Free unfettered self-determination, through personal (including economic) liberty, a free market capitalist economy, freedom OF religion, freedom OF speech, freedom OF thought and expression, the right to fail or succeed at one’s own hand, the right to life, liberty and the pursuit of happiness, the right to one’s own earnings, the right to a safe secure nation, to raise our children as we see fit and the right to self-governance accordingly, these are the fundamental principles America was founded and built upon.

The simple fact is, most Americans are not anti-religion or religious speech, not anti-capitalism or free market society, not anti-military or national security, not federal dependents and not interested in relying upon any commune to raise their young or determine their place or worth in society. Today, this also means that they are not Democrats…

As if on cue, We're People of Faith, Too: A liberal religious Jew speaks to the Religious Right about what it means to be a believer in America (Rabbi Eric H. Yoffie, BeliefNet)
For the past half century, the American Jewish community has supported the view that America benefits and religion benefits when the separation between church and state in this country is virtually absolute. Over the past decade, commitment to this strict view of separation has begun to erode. What do I and other liberal religious Jews have to say to our fellow Americans on the Religious Right who are challenging traditional principles of separation?

First, let’s be clear on what we are not saying. We are not saying that religion should be hidden from view. We have only respect for those elected officials who profess a deep religious belief, and we are appalled when media voices pour scorn on religious people.

But we are saying that no matter how profoundly religion influences you, when you make a public argument, you must ground your statements in reason and a language of morality that is accessible to everyone—to people of different religions or no religion at all. In our diverse democracy, Americans need a common political discourse not dominated by exclusivist theology.

So much for the Founding.

Posted by Orrin Judd at January 4, 2006 9:06 AM

Here's another fun one:

The issue of the 200th anniversary re-enactment of the Battle of Trafalgar was a particular cause for mirth.

Mr Hague explained that in order to avoid any offence, the re-enactment of the British victory over France was to be fought between a red fleet and a blue fleet.

"Just a little tip if you want to put a bet on it," he added. "The cheese-eating surrender monkeys are in red this time."


Another pop at the Germans involved the result of a survey that suggested that they had difficulty relaxing when on holiday.

"I'm not so sure," he said. "If anyone's got a history of making themselves feel at home in other people's countries, it's the Germans."


In one column last year he commented on reports that France's population was rising by concluding: "Maybe drinking lots of wine and being totally unreasonable is good for your sex life after all."

Labour then suggests that making fun of the Germans and French is anti-British, or something.

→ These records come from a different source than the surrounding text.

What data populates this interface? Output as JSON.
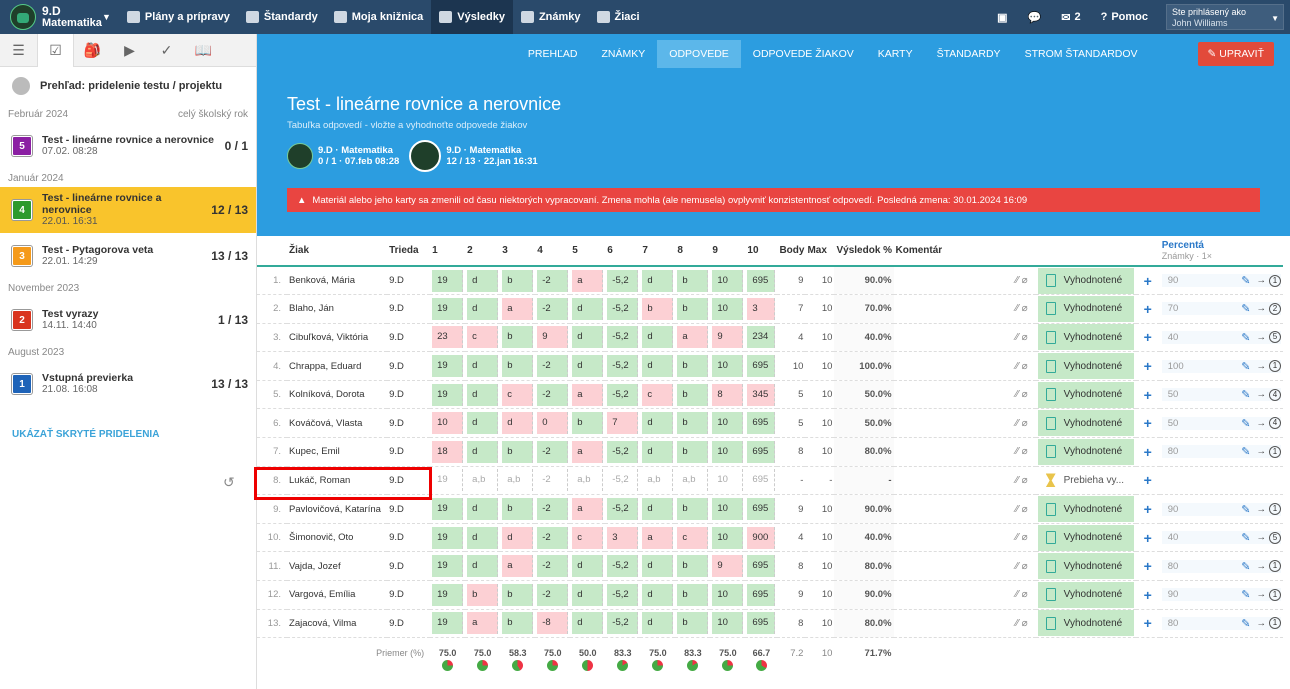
{
  "topbar": {
    "class_line1": "9.D",
    "class_line2": "Matematika",
    "nav": [
      "Plány a prípravy",
      "Štandardy",
      "Moja knižnica",
      "Výsledky",
      "Známky",
      "Žiaci"
    ],
    "active_nav": 3,
    "messages_count": "2",
    "help": "Pomoc",
    "user_label": "Ste prihlásený ako",
    "user_name": "John Williams"
  },
  "sidebar": {
    "overview": "Prehľad: pridelenie testu / projektu",
    "sections": [
      {
        "label": "Február 2024",
        "filter": "celý školský rok",
        "items": [
          {
            "badge": "5",
            "color": "#8b1fa3",
            "title": "Test - lineárne rovnice a nerovnice",
            "date": "07.02. 08:28",
            "score": "0 / 1"
          }
        ]
      },
      {
        "label": "Január 2024",
        "items": [
          {
            "badge": "4",
            "color": "#2d9a2d",
            "title": "Test - lineárne rovnice a nerovnice",
            "date": "22.01. 16:31",
            "score": "12 / 13",
            "selected": true
          },
          {
            "badge": "3",
            "color": "#f59a1a",
            "title": "Test - Pytagorova veta",
            "date": "22.01. 14:29",
            "score": "13 / 13"
          }
        ]
      },
      {
        "label": "November 2023",
        "items": [
          {
            "badge": "2",
            "color": "#d9341e",
            "title": "Test vyrazy",
            "date": "14.11. 14:40",
            "score": "1 / 13"
          }
        ]
      },
      {
        "label": "August 2023",
        "items": [
          {
            "badge": "1",
            "color": "#1e63b8",
            "title": "Vstupná previerka",
            "date": "21.08. 16:08",
            "score": "13 / 13"
          }
        ]
      }
    ],
    "show_hidden": "UKÁZAŤ SKRYTÉ PRIDELENIA"
  },
  "subnav": {
    "tabs": [
      "PREHĽAD",
      "ZNÁMKY",
      "ODPOVEDE",
      "ODPOVEDE ŽIAKOV",
      "KARTY",
      "ŠTANDARDY",
      "STROM ŠTANDARDOV"
    ],
    "active": 2,
    "edit": "UPRAVIŤ"
  },
  "hero": {
    "title": "Test - lineárne rovnice a nerovnice",
    "subtitle": "Tabuľka odpovedí - vložte a vyhodnoťte odpovede žiakov",
    "groups": [
      {
        "name": "9.D · Matematika",
        "info": "0 / 1 · 07.feb 08:28"
      },
      {
        "name": "9.D · Matematika",
        "info": "12 / 13 · 22.jan 16:31"
      }
    ],
    "alert": "Materiál alebo jeho karty sa zmenili od času niektorých vypracovaní. Zmena mohla (ale nemusela) ovplyvniť konzistentnosť odpovedí. Posledná zmena: 30.01.2024 16:09"
  },
  "table": {
    "headers": {
      "student": "Žiak",
      "class": "Trieda",
      "q": [
        "1",
        "2",
        "3",
        "4",
        "5",
        "6",
        "7",
        "8",
        "9",
        "10"
      ],
      "points": "Body",
      "max": "Max",
      "result": "Výsledok %",
      "comment": "Komentár",
      "percent": "Percentá",
      "grades": "Známky · 1×"
    },
    "rows": [
      {
        "n": "1.",
        "name": "Benková, Mária",
        "cls": "9.D",
        "a": [
          "19",
          "d",
          "b",
          "-2",
          "a",
          "-5,2",
          "d",
          "b",
          "10",
          "695"
        ],
        "ok": [
          1,
          1,
          1,
          1,
          0,
          1,
          1,
          1,
          1,
          1
        ],
        "pts": "9",
        "max": "10",
        "pct": "90.0%",
        "status": "Vyhodnotené",
        "gv": "90",
        "grade": "1"
      },
      {
        "n": "2.",
        "name": "Blaho, Ján",
        "cls": "9.D",
        "a": [
          "19",
          "d",
          "a",
          "-2",
          "d",
          "-5,2",
          "b",
          "b",
          "10",
          "3"
        ],
        "ok": [
          1,
          1,
          0,
          1,
          1,
          1,
          0,
          1,
          1,
          0
        ],
        "pts": "7",
        "max": "10",
        "pct": "70.0%",
        "status": "Vyhodnotené",
        "gv": "70",
        "grade": "2"
      },
      {
        "n": "3.",
        "name": "Cibuľková, Viktória",
        "cls": "9.D",
        "a": [
          "23",
          "c",
          "b",
          "9",
          "d",
          "-5,2",
          "d",
          "a",
          "9",
          "234"
        ],
        "ok": [
          0,
          0,
          1,
          0,
          1,
          1,
          1,
          0,
          0,
          1
        ],
        "pts": "4",
        "max": "10",
        "pct": "40.0%",
        "status": "Vyhodnotené",
        "gv": "40",
        "grade": "5"
      },
      {
        "n": "4.",
        "name": "Chrappa, Eduard",
        "cls": "9.D",
        "a": [
          "19",
          "d",
          "b",
          "-2",
          "d",
          "-5,2",
          "d",
          "b",
          "10",
          "695"
        ],
        "ok": [
          1,
          1,
          1,
          1,
          1,
          1,
          1,
          1,
          1,
          1
        ],
        "pts": "10",
        "max": "10",
        "pct": "100.0%",
        "status": "Vyhodnotené",
        "gv": "100",
        "grade": "1"
      },
      {
        "n": "5.",
        "name": "Kolníková, Dorota",
        "cls": "9.D",
        "a": [
          "19",
          "d",
          "c",
          "-2",
          "a",
          "-5,2",
          "c",
          "b",
          "8",
          "345"
        ],
        "ok": [
          1,
          1,
          0,
          1,
          0,
          1,
          0,
          1,
          0,
          0
        ],
        "pts": "5",
        "max": "10",
        "pct": "50.0%",
        "status": "Vyhodnotené",
        "gv": "50",
        "grade": "4"
      },
      {
        "n": "6.",
        "name": "Kováčová, Vlasta",
        "cls": "9.D",
        "a": [
          "10",
          "d",
          "d",
          "0",
          "b",
          "7",
          "d",
          "b",
          "10",
          "695"
        ],
        "ok": [
          0,
          1,
          0,
          0,
          1,
          0,
          1,
          1,
          1,
          1
        ],
        "pts": "5",
        "max": "10",
        "pct": "50.0%",
        "status": "Vyhodnotené",
        "gv": "50",
        "grade": "4"
      },
      {
        "n": "7.",
        "name": "Kupec, Emil",
        "cls": "9.D",
        "a": [
          "18",
          "d",
          "b",
          "-2",
          "a",
          "-5,2",
          "d",
          "b",
          "10",
          "695"
        ],
        "ok": [
          0,
          1,
          1,
          1,
          0,
          1,
          1,
          1,
          1,
          1
        ],
        "pts": "8",
        "max": "10",
        "pct": "80.0%",
        "status": "Vyhodnotené",
        "gv": "80",
        "grade": "1"
      },
      {
        "n": "8.",
        "name": "Lukáč, Roman",
        "cls": "9.D",
        "a": [
          "19",
          "a,b",
          "a,b",
          "-2",
          "a,b",
          "-5,2",
          "a,b",
          "a,b",
          "10",
          "695"
        ],
        "ok": [
          2,
          2,
          2,
          2,
          2,
          2,
          2,
          2,
          2,
          2
        ],
        "pts": "-",
        "max": "-",
        "pct": "-",
        "status": "Prebieha vy...",
        "pending": true,
        "gv": "",
        "grade": ""
      },
      {
        "n": "9.",
        "name": "Pavlovičová, Katarína",
        "cls": "9.D",
        "a": [
          "19",
          "d",
          "b",
          "-2",
          "a",
          "-5,2",
          "d",
          "b",
          "10",
          "695"
        ],
        "ok": [
          1,
          1,
          1,
          1,
          0,
          1,
          1,
          1,
          1,
          1
        ],
        "pts": "9",
        "max": "10",
        "pct": "90.0%",
        "status": "Vyhodnotené",
        "gv": "90",
        "grade": "1"
      },
      {
        "n": "10.",
        "name": "Šimonovič, Oto",
        "cls": "9.D",
        "a": [
          "19",
          "d",
          "d",
          "-2",
          "c",
          "3",
          "a",
          "c",
          "10",
          "900"
        ],
        "ok": [
          1,
          1,
          0,
          1,
          0,
          0,
          0,
          0,
          1,
          0
        ],
        "pts": "4",
        "max": "10",
        "pct": "40.0%",
        "status": "Vyhodnotené",
        "gv": "40",
        "grade": "5"
      },
      {
        "n": "11.",
        "name": "Vajda, Jozef",
        "cls": "9.D",
        "a": [
          "19",
          "d",
          "a",
          "-2",
          "d",
          "-5,2",
          "d",
          "b",
          "9",
          "695"
        ],
        "ok": [
          1,
          1,
          0,
          1,
          1,
          1,
          1,
          1,
          0,
          1
        ],
        "pts": "8",
        "max": "10",
        "pct": "80.0%",
        "status": "Vyhodnotené",
        "gv": "80",
        "grade": "1"
      },
      {
        "n": "12.",
        "name": "Vargová, Emília",
        "cls": "9.D",
        "a": [
          "19",
          "b",
          "b",
          "-2",
          "d",
          "-5,2",
          "d",
          "b",
          "10",
          "695"
        ],
        "ok": [
          1,
          0,
          1,
          1,
          1,
          1,
          1,
          1,
          1,
          1
        ],
        "pts": "9",
        "max": "10",
        "pct": "90.0%",
        "status": "Vyhodnotené",
        "gv": "90",
        "grade": "1"
      },
      {
        "n": "13.",
        "name": "Zajacová, Vilma",
        "cls": "9.D",
        "a": [
          "19",
          "a",
          "b",
          "-8",
          "d",
          "-5,2",
          "d",
          "b",
          "10",
          "695"
        ],
        "ok": [
          1,
          0,
          1,
          0,
          1,
          1,
          1,
          1,
          1,
          1
        ],
        "pts": "8",
        "max": "10",
        "pct": "80.0%",
        "status": "Vyhodnotené",
        "gv": "80",
        "grade": "1"
      }
    ],
    "avg_label": "Priemer (%)",
    "avg": [
      "75.0",
      "75.0",
      "58.3",
      "75.0",
      "50.0",
      "83.3",
      "75.0",
      "83.3",
      "75.0",
      "66.7"
    ],
    "avg_pts": "7.2",
    "avg_max": "10",
    "avg_pct": "71.7%"
  },
  "colors": {
    "correct": "#c6e9c8",
    "wrong": "#fcd0d4",
    "accent": "#2c9de0",
    "alert": "#e94541"
  }
}
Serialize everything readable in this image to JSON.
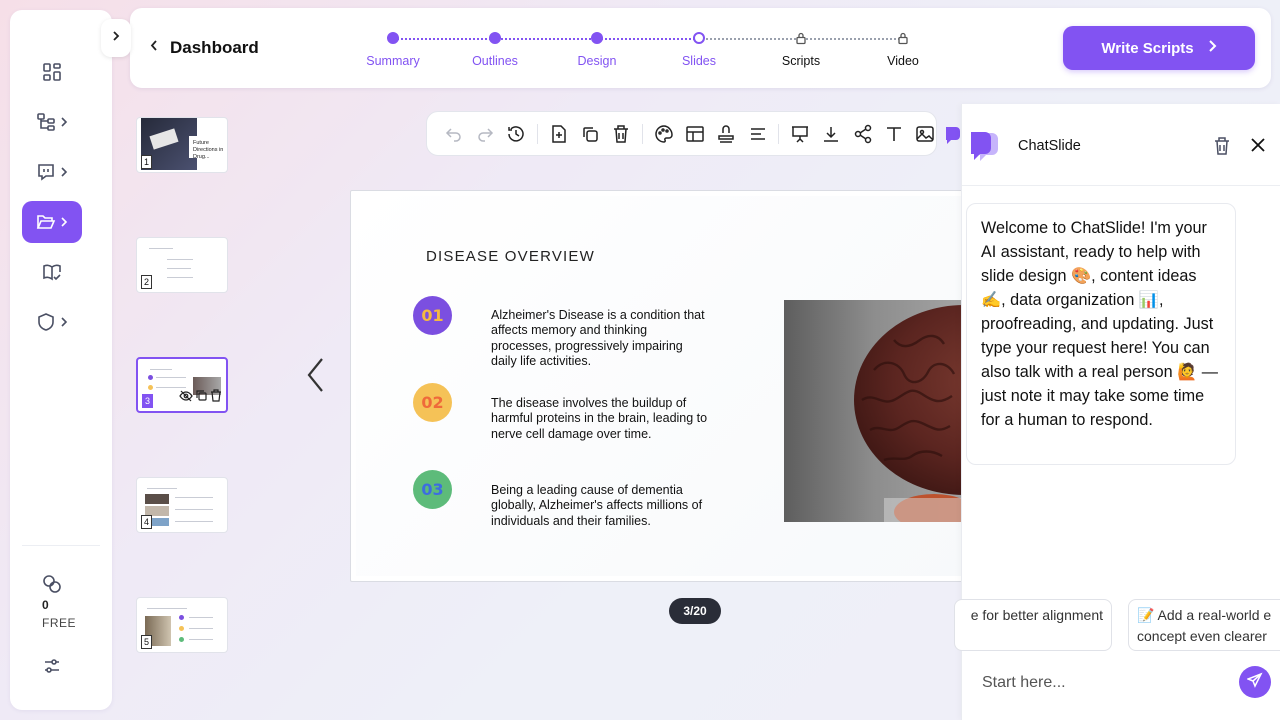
{
  "sidebar": {
    "items": [
      {
        "icon": "grid-icon",
        "has_chevron": false
      },
      {
        "icon": "hierarchy-icon",
        "has_chevron": true
      },
      {
        "icon": "chat-bubble-icon",
        "has_chevron": true
      },
      {
        "icon": "folder-open-icon",
        "has_chevron": true,
        "active": true
      },
      {
        "icon": "book-check-icon",
        "has_chevron": false
      },
      {
        "icon": "shield-icon",
        "has_chevron": true
      }
    ],
    "credits": "0",
    "plan": "FREE"
  },
  "topbar": {
    "back_label": "Dashboard",
    "steps": [
      {
        "label": "Summary",
        "state": "done"
      },
      {
        "label": "Outlines",
        "state": "done"
      },
      {
        "label": "Design",
        "state": "done"
      },
      {
        "label": "Slides",
        "state": "current"
      },
      {
        "label": "Scripts",
        "state": "locked"
      },
      {
        "label": "Video",
        "state": "locked"
      }
    ],
    "cta_label": "Write Scripts"
  },
  "thumbnails": [
    {
      "number": "1",
      "thumb_title": "Future Directions in Drug..."
    },
    {
      "number": "2"
    },
    {
      "number": "3",
      "active": true
    },
    {
      "number": "4"
    },
    {
      "number": "5"
    }
  ],
  "slide": {
    "title": "DISEASE OVERVIEW",
    "points": [
      {
        "number": "01",
        "text": "Alzheimer's Disease is a condition that affects memory and thinking processes, progressively impairing daily life activities.",
        "color": "#7b4fe0",
        "text_color": "#f4b940"
      },
      {
        "number": "02",
        "text": "The disease involves the buildup of harmful proteins in the brain, leading to nerve cell damage over time.",
        "color": "#f5c257",
        "text_color": "#ef6a3a"
      },
      {
        "number": "03",
        "text": "Being a leading cause of dementia globally, Alzheimer's affects millions of individuals and their families.",
        "color": "#5dbb7a",
        "text_color": "#3d6de0"
      }
    ],
    "image": "brain-photo"
  },
  "page_indicator": "3/20",
  "chat": {
    "title": "ChatSlide",
    "welcome": "Welcome to ChatSlide! I'm your AI assistant, ready to help with slide design 🎨, content ideas ✍️, data organization 📊, proofreading, and updating. Just type your request here! You can also talk with a real person 🙋 — just note it may take some time for a human to respond.",
    "suggestions": [
      "e for better alignment",
      "📝 Add a real-world e concept even clearer"
    ],
    "input_placeholder": "Start here..."
  },
  "colors": {
    "accent": "#8253f2",
    "dark_pill": "#2a2d38"
  }
}
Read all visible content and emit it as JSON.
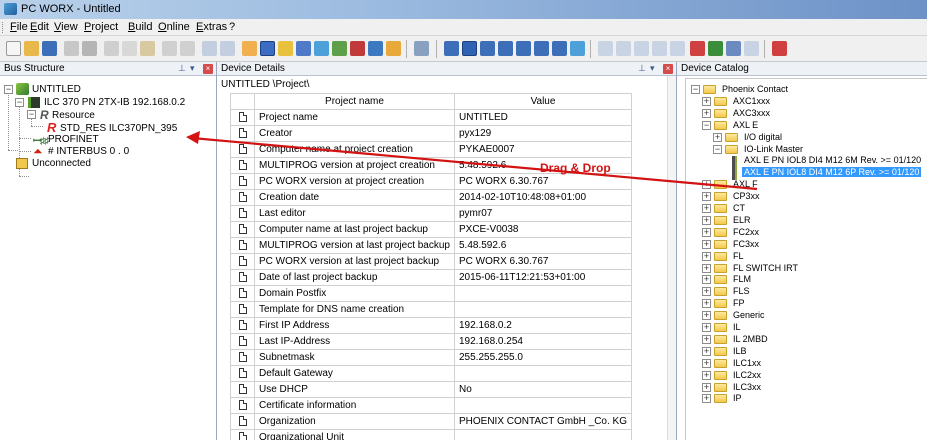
{
  "window": {
    "title": "PC WORX - Untitled"
  },
  "menu": [
    "File",
    "Edit",
    "View",
    "Project",
    "Build",
    "Online",
    "Extras",
    "?"
  ],
  "bus_structure": {
    "panel_title": "Bus Structure",
    "nodes": [
      {
        "label": "UNTITLED"
      },
      {
        "label": "ILC 370 PN 2TX-IB 192.168.0.2"
      },
      {
        "label": "Resource"
      },
      {
        "label": "STD_RES ILC370PN_395"
      },
      {
        "label": "PROFINET"
      },
      {
        "label": "# INTERBUS 0 . 0"
      },
      {
        "label": "Unconnected"
      }
    ]
  },
  "device_details": {
    "panel_title": "Device Details",
    "path": "UNTITLED \\Project\\",
    "columns": [
      "Project name",
      "Value"
    ],
    "rows": [
      [
        "Project name",
        "UNTITLED"
      ],
      [
        "Creator",
        "pyx129"
      ],
      [
        "Computer name at project creation",
        "PYKAE0007"
      ],
      [
        "MULTIPROG version at project creation",
        "5.48.592.6"
      ],
      [
        "PC WORX version at project creation",
        "PC WORX 6.30.767"
      ],
      [
        "Creation date",
        "2014-02-10T10:48:08+01:00"
      ],
      [
        "Last editor",
        "pymr07"
      ],
      [
        "Computer name at last project backup",
        "PXCE-V0038"
      ],
      [
        "MULTIPROG version at last project backup",
        "5.48.592.6"
      ],
      [
        "PC WORX version at last project backup",
        "PC WORX 6.30.767"
      ],
      [
        "Date of last project backup",
        "2015-06-11T12:21:53+01:00"
      ],
      [
        "Domain Postfix",
        ""
      ],
      [
        "Template for DNS name creation",
        ""
      ],
      [
        "First IP Address",
        "192.168.0.2"
      ],
      [
        "Last IP-Address",
        "192.168.0.254"
      ],
      [
        "Subnetmask",
        "255.255.255.0"
      ],
      [
        "Default Gateway",
        ""
      ],
      [
        "Use DHCP",
        "No"
      ],
      [
        "Certificate information",
        ""
      ],
      [
        "Organization",
        "PHOENIX CONTACT GmbH _Co. KG"
      ],
      [
        "Organizational Unit",
        ""
      ]
    ]
  },
  "device_catalog": {
    "panel_title": "Device Catalog",
    "items": [
      {
        "label": "Phoenix Contact"
      },
      {
        "label": "AXC1xxx"
      },
      {
        "label": "AXC3xxx"
      },
      {
        "label": "AXL E"
      },
      {
        "label": "I/O digital"
      },
      {
        "label": "IO-Link Master"
      },
      {
        "label": "AXL E PN IOL8 DI4 M12 6M Rev. >= 01/120"
      },
      {
        "label": "AXL E PN IOL8 DI4 M12 6P Rev. >= 01/120"
      },
      {
        "label": "AXL F"
      },
      {
        "label": "CP3xx"
      },
      {
        "label": "CT"
      },
      {
        "label": "ELR"
      },
      {
        "label": "FC2xx"
      },
      {
        "label": "FC3xx"
      },
      {
        "label": "FL"
      },
      {
        "label": "FL SWITCH IRT"
      },
      {
        "label": "FLM"
      },
      {
        "label": "FLS"
      },
      {
        "label": "FP"
      },
      {
        "label": "Generic"
      },
      {
        "label": "IL"
      },
      {
        "label": "IL 2MBD"
      },
      {
        "label": "ILB"
      },
      {
        "label": "ILC1xx"
      },
      {
        "label": "ILC2xx"
      },
      {
        "label": "ILC3xx"
      },
      {
        "label": "IP"
      }
    ]
  },
  "annotation": {
    "label": "Drag & Drop",
    "color": "#d31212"
  }
}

Ridiculous.

Posted by: John Thacker at January 4, 2006 11:02 AM

Cameron's so close to Blair, might as well vote Labour.

Posted by: Sandy P at January 4, 2006 2:46 PM


The point being Labour isn't that close to Blair.

Posted by: oj at January 4, 2006 3:03 PM

Why are morality, ethics, and value systems seem so impossible to some without the centering of a professed belief in one god?

Posted by: Grog at January 4, 2006 11:35 PM


Because they are impossible without God. Indeed, they're unnecessary unless God.

Posted by: oj at January 5, 2006 8:09 AM

So I guess all non-monotheistic societies must live in some kind of moral vacuum that explains all the savagery they force upon the rest of the world?

Posted by: Grog at January 5, 2006 11:28 PM